Agricultural Journal of India 1906Wallach continues: ” ‘First and foremost unquestionably stands the increased provision of manure … the crying want of Indian agriculture’. That was Hume’s starting point, and he proposed to develop fuelwood plantations “in every village in the drier portions of the country” and thereby provide a substitute heating and cooking fuel so that manure could be returned to the land. Such plantations, he continues, were ‘a thing that is entirely in accord with the traditions of the country–a thing that the people would understand, appreciate, and, with a little judicious pressure, cooperate in’.”

“Second on his list came an attack on rural indebtedness, chiefly by forbidding the use of land as security, a practice the British themselves had introduced. Hume denounced it as another of ‘the cruel blunders into which our narrowminded, though wholly benevolent, desire to reproduce England in India has led us.’ Third, Hume wanted government-run banks, at least until cooperative banks could be established.”

Agricultural Journal of India 1906“Beyond these things, he noted, there were ‘innumerable other minor matters’ waiting for the department. They included the provision of seeds, the reclamation of salty soils, and plant breeding, a point on which he was astute enough to warn against selection merely for grain size: it was essential, he understood, to choose varieties suited to local physical and cultural conditions.

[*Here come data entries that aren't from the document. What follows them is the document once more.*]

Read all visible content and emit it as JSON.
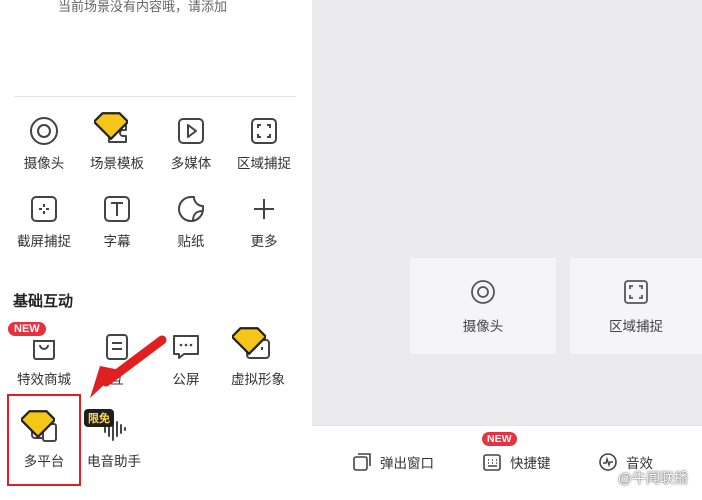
{
  "top_hint": "当前场景没有内容哦，请添加",
  "tools_row1": [
    {
      "label": "摄像头",
      "icon": "camera-icon"
    },
    {
      "label": "场景模板",
      "icon": "puzzle-icon"
    },
    {
      "label": "多媒体",
      "icon": "play-icon"
    },
    {
      "label": "区域捕捉",
      "icon": "region-capture-icon"
    }
  ],
  "tools_row2": [
    {
      "label": "截屏捕捉",
      "icon": "screenshot-icon"
    },
    {
      "label": "字幕",
      "icon": "text-icon"
    },
    {
      "label": "贴纸",
      "icon": "sticker-icon"
    },
    {
      "label": "更多",
      "icon": "plus-icon"
    }
  ],
  "section_basic": {
    "title": "基础互动",
    "items": [
      {
        "label": "特效商城",
        "icon": "shop-bag-icon"
      },
      {
        "label": "互",
        "icon": "note-icon"
      },
      {
        "label": "公屏",
        "icon": "chat-icon"
      },
      {
        "label": "虚拟形象",
        "icon": "robot-icon"
      },
      {
        "label": "多平台",
        "icon": "multi-platform-icon"
      },
      {
        "label": "电音助手",
        "icon": "sound-wave-icon"
      }
    ]
  },
  "badges": {
    "new": "NEW",
    "free": "限免"
  },
  "preview_cards": [
    {
      "label": "摄像头",
      "icon": "camera-icon"
    },
    {
      "label": "区域捕捉",
      "icon": "region-capture-icon"
    }
  ],
  "bottom_bar": [
    {
      "label": "弹出窗口",
      "icon": "popup-window-icon"
    },
    {
      "label": "快捷键",
      "icon": "keyboard-icon"
    },
    {
      "label": "音效",
      "icon": "sound-effect-icon"
    }
  ],
  "watermark": "@牛闻联播",
  "colors": {
    "accent_red": "#e8313f",
    "gem_yellow": "#f5c518",
    "panel_gray": "#ebebee"
  }
}
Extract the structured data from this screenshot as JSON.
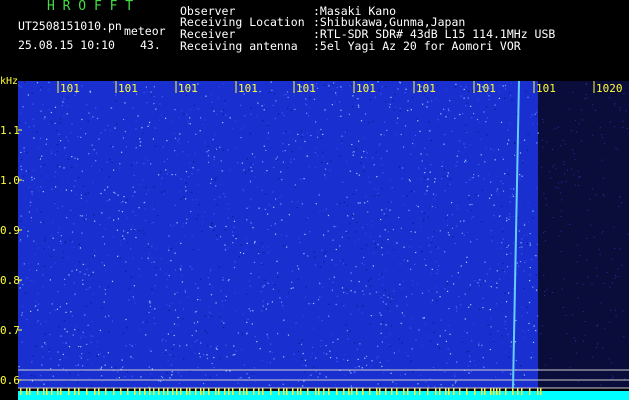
{
  "header": {
    "logo": "H R O F F T",
    "filename": "UT2508151010.pn",
    "tag": "meteor",
    "datetime": "25.08.15 10:10",
    "count": "43.",
    "info": [
      {
        "label": "Observer",
        "value": ":Masaki Kano"
      },
      {
        "label": "Receiving Location",
        "value": ":Shibukawa,Gunma,Japan"
      },
      {
        "label": "Receiver",
        "value": ":RTL-SDR SDR# 43dB L15 114.1MHz USB"
      },
      {
        "label": "Receiving antenna",
        "value": ":5el Yagi Az 20 for Aomori VOR"
      }
    ]
  },
  "axis": {
    "unit": "kHz",
    "y_ticks": [
      "1.1",
      "1.0",
      "0.9",
      "0.8",
      "0.7",
      "0.6"
    ],
    "time_ticks": [
      "101",
      "101",
      "101",
      "101",
      "101",
      "101",
      "101",
      "101",
      "101",
      "1020"
    ]
  },
  "colors": {
    "background": "#000000",
    "noise": "#1a2fd0",
    "signal": "#00ffff",
    "text": "#ffffff",
    "ticks": "#ffff33",
    "logo": "#44dd44"
  }
}
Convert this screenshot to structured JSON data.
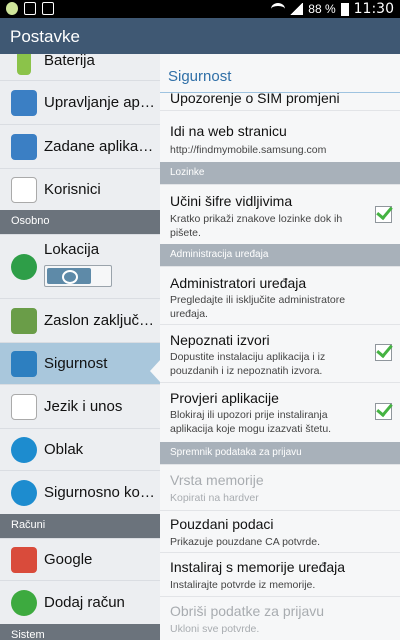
{
  "status_bar": {
    "battery": "88 %",
    "time": "11:30"
  },
  "app_title": "Postavke",
  "left_menu": {
    "items": [
      {
        "label": "Baterija"
      },
      {
        "label": "Upravljanje aplikacijama"
      },
      {
        "label": "Zadane aplikacije"
      },
      {
        "label": "Korisnici"
      },
      {
        "label": "Lokacija"
      },
      {
        "label": "Zaslon zaključavanja"
      },
      {
        "label": "Sigurnost"
      },
      {
        "label": "Jezik i unos"
      },
      {
        "label": "Oblak"
      },
      {
        "label": "Sigurnosno kopiranje"
      },
      {
        "label": "Google"
      },
      {
        "label": "Dodaj račun"
      }
    ],
    "headers": {
      "osobno": "Osobno",
      "racuni": "Računi",
      "sistem": "Sistem"
    },
    "location_toggle": true
  },
  "detail": {
    "title": "Sigurnost",
    "sim_warning": "Upozorenje o SIM promjeni",
    "web": {
      "title": "Idi na web stranicu",
      "subtitle": "http://findmymobile.samsung.com"
    },
    "header_passwords": "Lozinke",
    "show_passwords": {
      "title": "Učini šifre vidljivima",
      "subtitle": "Kratko prikaži znakove lozinke dok ih pišete.",
      "checked": true
    },
    "header_admin": "Administracija uređaja",
    "admins": {
      "title": "Administratori uređaja",
      "subtitle": "Pregledajte ili isključite administratore uređaja."
    },
    "unknown_sources": {
      "title": "Nepoznati izvori",
      "subtitle": "Dopustite instalaciju aplikacija i iz pouzdanih i iz nepoznatih izvora.",
      "checked": true
    },
    "verify_apps": {
      "title": "Provjeri aplikacije",
      "subtitle": "Blokiraj ili upozori prije instaliranja aplikacija koje mogu izazvati štetu.",
      "checked": true
    },
    "header_storage": "Spremnik podataka za prijavu",
    "storage_type": {
      "title": "Vrsta memorije",
      "subtitle": "Kopirati na hardver"
    },
    "trusted": {
      "title": "Pouzdani podaci",
      "subtitle": "Prikazuje pouzdane CA potvrde."
    },
    "install": {
      "title": "Instaliraj s memorije uređaja",
      "subtitle": "Instalirajte potvrde iz memorije."
    },
    "clear": {
      "title": "Obriši podatke za prijavu",
      "subtitle": "Ukloni sve potvrde."
    }
  },
  "colors": {
    "action_bar": "#3f5873",
    "accent": "#2f6fa7",
    "selected": "#a9c7dc",
    "check": "#45b342"
  }
}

He finished his list with a call for agricultural machinery, especially wind pumps, which he thought promising in a country where ‘gigantic wind-power (second only to the equally unutilised sun-ray power) is running to waste, utterly uncared for over the whole empire’.”

Written by makanaka

December 6, 2009 at 22:15